AI and analytics trends are shaping the companies’ operations, embedding data-driven decision making, to deliver promised business resilience.
Global businesses are quickly evolving into something that they could have never anticipated before COVID-19. Enterprises are realizing the importance of building intelligence-based capabilities to prepare for, sense, and respond to upcoming disruption. They are, today reassessing their use of AI and analytics to ensure that the businesses are resilient enough to endure further shock from such future black swan events.
The ability to collect, organize, analyze, and react to data will be the new differentiator in business operation. The radical changes in personal, professional, and societal routines have resulted in unparalleled shifts in consumer behavior. Consequently, the historical data that fed many of the analytical models have quickly become outdated, incomplete, and unsound, even obsolete.
Organizations will look forward to conducting model and data audits to identify weaknesses and errors in operational, financial, and risk areas. Sustaining this will have a new emphasis on data governance. Enterprises must take a forensic approach to the real-time data capture across all formats and forms, both externally and internally. Cloud computing allows data to be verified and stored securely while being available across multiple zones for deep insights and analysis.
Analytics led operations
Before the pandemic, there was a frequent disconnect between an organization’s analytics and its strategic priorities. Now, the non-digital-native firms must put analytics at the very core of their operations. Time and data will form the backbone of all existing business units, from sales and performance forecasts to supply chain optimization and procurement. To achieve this, organizations will have to develop an analytics-led culture.
Businesses are able to seize the opportunities brought in by digital twins to improve their predictive powers while bringing down the cost of service. As industries emerge from the pandemic, more organizations will henceforth turn to digital twins of their supply chains to better prepare for unanticipated shocks, and to build a resilient and intelligent ecosystem.
However, with the sudden increase of real-time data from rapid digitization, the adoption of digital twins is expected to grow across supply chains and manufacturing units across modern business operations.
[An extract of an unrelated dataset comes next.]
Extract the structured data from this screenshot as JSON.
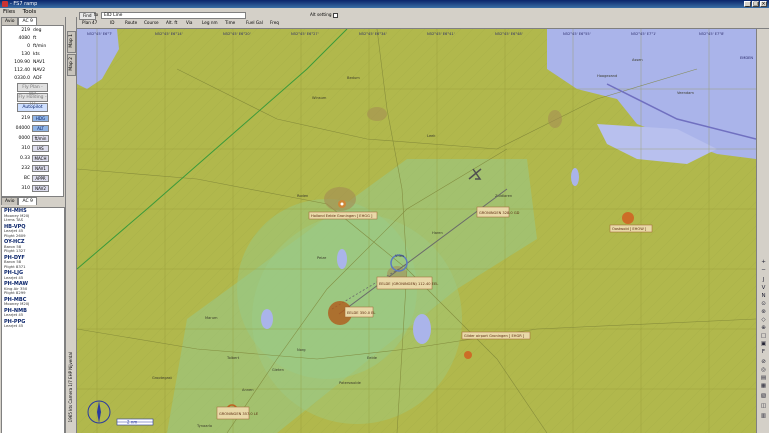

When faced with black swan events, the most calibrated and well-honed models also quickly lose their predictive power. Several organizations are looking to multiply the quantity and diversity of data available by leveraging machine learning techniques to create ‘synthetic’ data for model development. Such vast sets of realistic data can be leveraged to train predictive systems, calculate risk measures, and stress test portfolios. Much of such work is still at the research stage, but industries can expect a growing interest in this area as the world grapples with the impact of unprecedented events like COVID-19.
It is evident that this pandemic has forced business leaders to reassess and reconsider their analytics capabilities to accelerate their digitization journey. In the world ahead, business leaders need to embed data-driven decision making at all levels of their organizations to gain greater resilience and intelligence.